What needs to be done — Write out the data word for word and drop any picture you find.

(Beginning of Given information)

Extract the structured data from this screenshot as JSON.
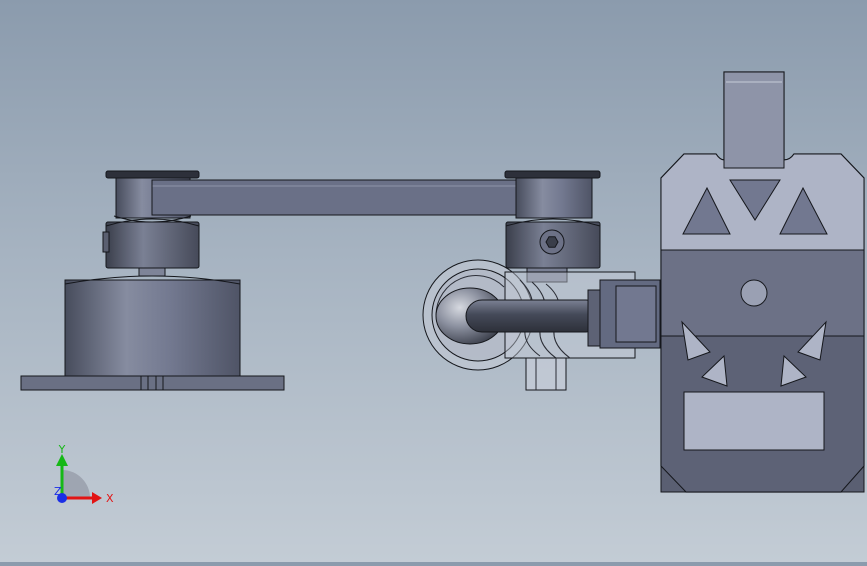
{
  "viewport": {
    "background_top": "#8b9bad",
    "background_bottom": "#c3ccd5"
  },
  "model": {
    "parts": [
      "base-mount",
      "shoulder-hub",
      "link-arm",
      "elbow-hub",
      "rod-end-joint",
      "threaded-rod",
      "end-plate"
    ],
    "colors": {
      "body": "#646a7f",
      "body_light": "#8e94a8",
      "edge": "#15171c",
      "plate": "#6f7489",
      "plate_light": "#aeb4c6",
      "rod": "#4a4f5f"
    }
  },
  "triad": {
    "x_label": "X",
    "y_label": "Y",
    "z_label": "Z",
    "x_color": "#e21414",
    "y_color": "#16b816",
    "z_color": "#1a2ee6"
  }
}
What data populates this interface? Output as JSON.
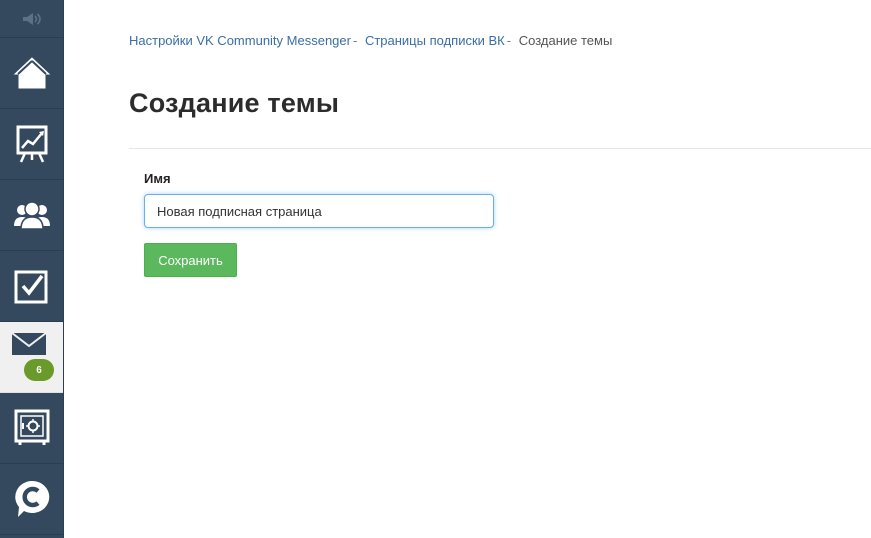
{
  "sidebar": {
    "items": [
      {
        "icon": "home-icon"
      },
      {
        "icon": "chart-easel-icon"
      },
      {
        "icon": "users-icon"
      },
      {
        "icon": "checkbox-icon"
      },
      {
        "icon": "mail-icon",
        "badge": "6",
        "active": true
      },
      {
        "icon": "safe-icon"
      },
      {
        "icon": "chat-bubble-icon"
      }
    ],
    "colors": {
      "background": "#34495e",
      "active": "#f0f0f0",
      "badge": "#6a9a2a"
    }
  },
  "breadcrumb": {
    "items": [
      {
        "label": "Настройки VK Community Messenger",
        "link": true
      },
      {
        "label": "Страницы подписки ВК",
        "link": true
      },
      {
        "label": "Создание темы",
        "link": false
      }
    ],
    "separator": "-"
  },
  "page": {
    "title": "Создание темы"
  },
  "form": {
    "name_label": "Имя",
    "name_value": "Новая подписная страница",
    "save_label": "Сохранить"
  },
  "colors": {
    "link": "#3a6ea5",
    "primary_button": "#5cb85c",
    "input_focus": "#66afe9"
  }
}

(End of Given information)

Task response —
Extract the structured data from this screenshot as JSON.
{
  "viewport": {
    "background_top": "#8b9bad",
    "background_bottom": "#c3ccd5"
  },
  "model": {
    "parts": [
      "base-mount",
      "shoulder-hub",
      "link-arm",
      "elbow-hub",
      "rod-end-joint",
      "threaded-rod",
      "end-plate"
    ],
    "colors": {
      "body": "#646a7f",
      "body_light": "#8e94a8",
      "edge": "#15171c",
      "plate": "#6f7489",
      "plate_light": "#aeb4c6",
      "rod": "#4a4f5f"
    }
  },
  "triad": {
    "x_label": "X",
    "y_label": "Y",
    "z_label": "Z",
    "x_color": "#e21414",
    "y_color": "#16b816",
    "z_color": "#1a2ee6"
  }
}
What data populates this interface? Output as JSON.
{
  "sidebar": {
    "items": [
      {
        "icon": "home-icon"
      },
      {
        "icon": "chart-easel-icon"
      },
      {
        "icon": "users-icon"
      },
      {
        "icon": "checkbox-icon"
      },
      {
        "icon": "mail-icon",
        "badge": "6",
        "active": true
      },
      {
        "icon": "safe-icon"
      },
      {
        "icon": "chat-bubble-icon"
      }
    ],
    "colors": {
      "background": "#34495e",
      "active": "#f0f0f0",
      "badge": "#6a9a2a"
    }
  },
  "breadcrumb": {
    "items": [
      {
        "label": "Настройки VK Community Messenger",
        "link": true
      },
      {
        "label": "Страницы подписки ВК",
        "link": true
      },
      {
        "label": "Создание темы",
        "link": false
      }
    ],
    "separator": "-"
  },
  "page": {
    "title": "Создание темы"
  },
  "form": {
    "name_label": "Имя",
    "name_value": "Новая подписная страница",
    "save_label": "Сохранить"
  },
  "colors": {
    "link": "#3a6ea5",
    "primary_button": "#5cb85c",
    "input_focus": "#66afe9"
  }
}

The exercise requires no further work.